[[ RECORDS FOR THIS TASK open ]]
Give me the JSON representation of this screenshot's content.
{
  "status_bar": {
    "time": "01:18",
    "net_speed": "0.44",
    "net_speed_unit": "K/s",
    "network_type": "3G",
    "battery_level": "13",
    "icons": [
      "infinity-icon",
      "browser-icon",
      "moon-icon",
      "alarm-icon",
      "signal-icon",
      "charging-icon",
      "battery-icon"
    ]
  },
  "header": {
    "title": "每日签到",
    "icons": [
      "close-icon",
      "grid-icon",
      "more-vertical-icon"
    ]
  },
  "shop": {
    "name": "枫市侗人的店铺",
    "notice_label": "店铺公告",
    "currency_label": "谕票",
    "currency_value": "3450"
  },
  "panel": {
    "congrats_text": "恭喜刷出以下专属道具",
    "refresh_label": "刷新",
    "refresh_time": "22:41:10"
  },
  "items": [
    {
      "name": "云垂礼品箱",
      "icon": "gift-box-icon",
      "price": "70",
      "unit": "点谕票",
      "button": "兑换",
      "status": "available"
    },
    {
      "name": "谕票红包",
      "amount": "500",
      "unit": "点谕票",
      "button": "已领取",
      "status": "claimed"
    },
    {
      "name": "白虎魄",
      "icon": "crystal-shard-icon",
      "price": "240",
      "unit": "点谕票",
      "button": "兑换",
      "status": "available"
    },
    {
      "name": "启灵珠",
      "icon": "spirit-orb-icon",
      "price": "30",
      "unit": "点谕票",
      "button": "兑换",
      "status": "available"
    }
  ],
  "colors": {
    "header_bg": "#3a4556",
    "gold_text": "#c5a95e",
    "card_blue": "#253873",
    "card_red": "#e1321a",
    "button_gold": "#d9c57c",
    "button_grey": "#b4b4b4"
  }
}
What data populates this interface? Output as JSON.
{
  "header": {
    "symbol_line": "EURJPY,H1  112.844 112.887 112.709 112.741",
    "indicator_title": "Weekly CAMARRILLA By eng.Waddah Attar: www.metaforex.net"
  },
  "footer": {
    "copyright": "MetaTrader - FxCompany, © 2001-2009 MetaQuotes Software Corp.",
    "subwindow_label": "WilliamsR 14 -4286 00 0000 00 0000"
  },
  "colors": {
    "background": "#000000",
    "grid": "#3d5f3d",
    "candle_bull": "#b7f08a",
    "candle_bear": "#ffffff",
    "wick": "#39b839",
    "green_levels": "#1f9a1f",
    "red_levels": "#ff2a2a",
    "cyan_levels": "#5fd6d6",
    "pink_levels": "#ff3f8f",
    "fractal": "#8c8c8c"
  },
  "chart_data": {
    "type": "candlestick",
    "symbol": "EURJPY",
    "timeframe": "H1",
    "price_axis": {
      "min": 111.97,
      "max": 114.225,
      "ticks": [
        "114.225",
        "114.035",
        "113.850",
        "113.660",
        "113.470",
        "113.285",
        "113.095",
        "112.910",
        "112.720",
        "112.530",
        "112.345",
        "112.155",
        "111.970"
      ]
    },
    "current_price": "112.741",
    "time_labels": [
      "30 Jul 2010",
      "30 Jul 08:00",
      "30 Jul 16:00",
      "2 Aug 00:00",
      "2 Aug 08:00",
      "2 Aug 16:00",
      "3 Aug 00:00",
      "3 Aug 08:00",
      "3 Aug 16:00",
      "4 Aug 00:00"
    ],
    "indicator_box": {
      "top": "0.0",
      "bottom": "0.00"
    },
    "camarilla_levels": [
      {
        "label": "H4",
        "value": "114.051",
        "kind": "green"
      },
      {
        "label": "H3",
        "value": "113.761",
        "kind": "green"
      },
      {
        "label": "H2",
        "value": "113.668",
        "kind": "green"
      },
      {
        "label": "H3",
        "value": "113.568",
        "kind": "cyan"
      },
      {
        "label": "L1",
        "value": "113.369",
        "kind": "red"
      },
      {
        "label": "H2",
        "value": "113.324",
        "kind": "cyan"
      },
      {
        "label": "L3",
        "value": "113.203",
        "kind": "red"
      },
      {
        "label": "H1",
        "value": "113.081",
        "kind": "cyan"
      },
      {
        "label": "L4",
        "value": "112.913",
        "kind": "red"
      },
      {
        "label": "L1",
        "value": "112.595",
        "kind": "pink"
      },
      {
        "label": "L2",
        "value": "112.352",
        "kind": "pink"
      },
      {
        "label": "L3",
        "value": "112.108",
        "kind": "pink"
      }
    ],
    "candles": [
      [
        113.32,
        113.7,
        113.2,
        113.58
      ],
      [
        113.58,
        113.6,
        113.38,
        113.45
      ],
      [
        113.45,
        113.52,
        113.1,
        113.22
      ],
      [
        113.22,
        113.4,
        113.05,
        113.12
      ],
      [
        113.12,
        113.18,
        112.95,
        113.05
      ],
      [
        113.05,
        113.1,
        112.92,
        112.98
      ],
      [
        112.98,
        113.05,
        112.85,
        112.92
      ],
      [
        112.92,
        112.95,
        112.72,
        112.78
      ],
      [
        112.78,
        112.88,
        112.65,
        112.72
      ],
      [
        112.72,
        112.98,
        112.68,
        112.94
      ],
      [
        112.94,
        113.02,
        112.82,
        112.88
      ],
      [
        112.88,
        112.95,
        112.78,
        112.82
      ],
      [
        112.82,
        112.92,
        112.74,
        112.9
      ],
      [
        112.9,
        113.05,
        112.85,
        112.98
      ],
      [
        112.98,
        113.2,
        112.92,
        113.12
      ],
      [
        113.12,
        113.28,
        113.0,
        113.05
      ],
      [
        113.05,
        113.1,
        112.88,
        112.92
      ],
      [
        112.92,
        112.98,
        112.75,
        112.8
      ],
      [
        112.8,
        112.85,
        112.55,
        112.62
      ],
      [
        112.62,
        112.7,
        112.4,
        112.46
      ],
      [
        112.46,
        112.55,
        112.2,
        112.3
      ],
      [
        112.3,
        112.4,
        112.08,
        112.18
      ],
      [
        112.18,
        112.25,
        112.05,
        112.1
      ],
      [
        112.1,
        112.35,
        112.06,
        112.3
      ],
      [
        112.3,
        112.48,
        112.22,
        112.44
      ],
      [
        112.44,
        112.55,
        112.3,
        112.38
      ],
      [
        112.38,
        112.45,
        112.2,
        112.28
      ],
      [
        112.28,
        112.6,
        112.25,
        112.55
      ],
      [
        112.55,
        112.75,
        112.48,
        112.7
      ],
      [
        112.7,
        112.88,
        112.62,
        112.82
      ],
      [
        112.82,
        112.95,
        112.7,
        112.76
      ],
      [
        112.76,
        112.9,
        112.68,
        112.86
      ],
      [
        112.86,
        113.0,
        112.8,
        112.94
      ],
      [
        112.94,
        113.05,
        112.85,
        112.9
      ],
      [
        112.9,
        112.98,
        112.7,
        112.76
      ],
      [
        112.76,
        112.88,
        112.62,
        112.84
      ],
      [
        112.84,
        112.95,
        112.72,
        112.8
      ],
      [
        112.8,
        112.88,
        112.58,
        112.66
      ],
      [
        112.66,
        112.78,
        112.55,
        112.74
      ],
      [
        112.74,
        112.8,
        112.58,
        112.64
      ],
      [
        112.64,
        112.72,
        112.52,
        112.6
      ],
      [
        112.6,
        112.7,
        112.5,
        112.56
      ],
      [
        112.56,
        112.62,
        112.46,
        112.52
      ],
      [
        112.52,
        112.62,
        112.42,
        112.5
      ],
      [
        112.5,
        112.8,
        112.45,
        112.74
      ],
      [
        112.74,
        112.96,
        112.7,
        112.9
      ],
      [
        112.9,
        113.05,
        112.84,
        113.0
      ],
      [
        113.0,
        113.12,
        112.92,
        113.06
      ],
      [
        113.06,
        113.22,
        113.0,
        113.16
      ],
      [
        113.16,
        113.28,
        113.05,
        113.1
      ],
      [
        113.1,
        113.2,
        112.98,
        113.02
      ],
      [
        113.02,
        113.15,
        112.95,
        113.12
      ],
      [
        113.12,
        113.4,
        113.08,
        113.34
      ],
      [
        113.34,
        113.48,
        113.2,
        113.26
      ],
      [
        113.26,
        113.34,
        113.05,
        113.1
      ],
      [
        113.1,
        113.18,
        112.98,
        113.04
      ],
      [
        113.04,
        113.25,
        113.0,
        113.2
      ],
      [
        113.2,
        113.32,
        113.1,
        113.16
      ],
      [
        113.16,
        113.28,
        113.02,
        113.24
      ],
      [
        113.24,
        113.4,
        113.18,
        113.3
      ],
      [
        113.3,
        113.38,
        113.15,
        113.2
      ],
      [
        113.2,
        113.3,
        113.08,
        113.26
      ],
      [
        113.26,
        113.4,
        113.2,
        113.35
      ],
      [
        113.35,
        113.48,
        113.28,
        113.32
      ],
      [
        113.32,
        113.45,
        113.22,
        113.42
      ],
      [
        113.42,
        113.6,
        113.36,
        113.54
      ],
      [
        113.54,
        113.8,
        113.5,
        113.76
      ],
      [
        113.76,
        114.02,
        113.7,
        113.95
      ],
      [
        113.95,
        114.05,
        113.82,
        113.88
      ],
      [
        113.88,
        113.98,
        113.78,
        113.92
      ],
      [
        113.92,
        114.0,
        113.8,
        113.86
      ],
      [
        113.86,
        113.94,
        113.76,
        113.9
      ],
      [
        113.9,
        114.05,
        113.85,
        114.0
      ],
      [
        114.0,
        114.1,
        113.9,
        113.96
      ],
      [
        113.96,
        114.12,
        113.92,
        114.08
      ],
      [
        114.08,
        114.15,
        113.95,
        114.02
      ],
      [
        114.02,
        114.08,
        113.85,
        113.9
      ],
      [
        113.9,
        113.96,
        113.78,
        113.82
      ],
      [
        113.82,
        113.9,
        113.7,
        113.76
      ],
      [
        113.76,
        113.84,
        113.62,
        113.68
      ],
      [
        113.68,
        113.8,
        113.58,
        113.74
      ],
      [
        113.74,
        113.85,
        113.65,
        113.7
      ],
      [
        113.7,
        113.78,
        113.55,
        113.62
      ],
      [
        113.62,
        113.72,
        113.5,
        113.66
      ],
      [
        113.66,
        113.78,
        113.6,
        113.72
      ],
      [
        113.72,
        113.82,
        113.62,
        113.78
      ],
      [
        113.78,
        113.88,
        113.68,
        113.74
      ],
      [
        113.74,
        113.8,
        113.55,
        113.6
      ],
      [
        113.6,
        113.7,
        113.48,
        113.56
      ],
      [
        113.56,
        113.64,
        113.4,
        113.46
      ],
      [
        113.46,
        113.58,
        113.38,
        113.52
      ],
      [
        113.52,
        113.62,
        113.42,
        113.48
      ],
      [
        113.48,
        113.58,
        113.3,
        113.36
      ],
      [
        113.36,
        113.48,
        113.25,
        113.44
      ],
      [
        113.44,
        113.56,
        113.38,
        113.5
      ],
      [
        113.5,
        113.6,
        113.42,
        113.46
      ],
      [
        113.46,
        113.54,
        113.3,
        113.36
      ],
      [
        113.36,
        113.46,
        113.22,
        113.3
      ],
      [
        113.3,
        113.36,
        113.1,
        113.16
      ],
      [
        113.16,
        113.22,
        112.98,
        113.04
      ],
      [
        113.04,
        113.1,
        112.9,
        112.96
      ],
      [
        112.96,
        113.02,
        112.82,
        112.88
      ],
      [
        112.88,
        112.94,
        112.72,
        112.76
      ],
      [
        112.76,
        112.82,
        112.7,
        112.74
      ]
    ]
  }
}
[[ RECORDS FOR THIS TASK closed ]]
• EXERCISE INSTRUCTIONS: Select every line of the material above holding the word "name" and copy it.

• REPLY:
    "name": "枫市侗人的店铺",
      "name": "云垂礼品箱",
      "name": "谕票红包",
      "name": "白虎魄",
      "name": "启灵珠",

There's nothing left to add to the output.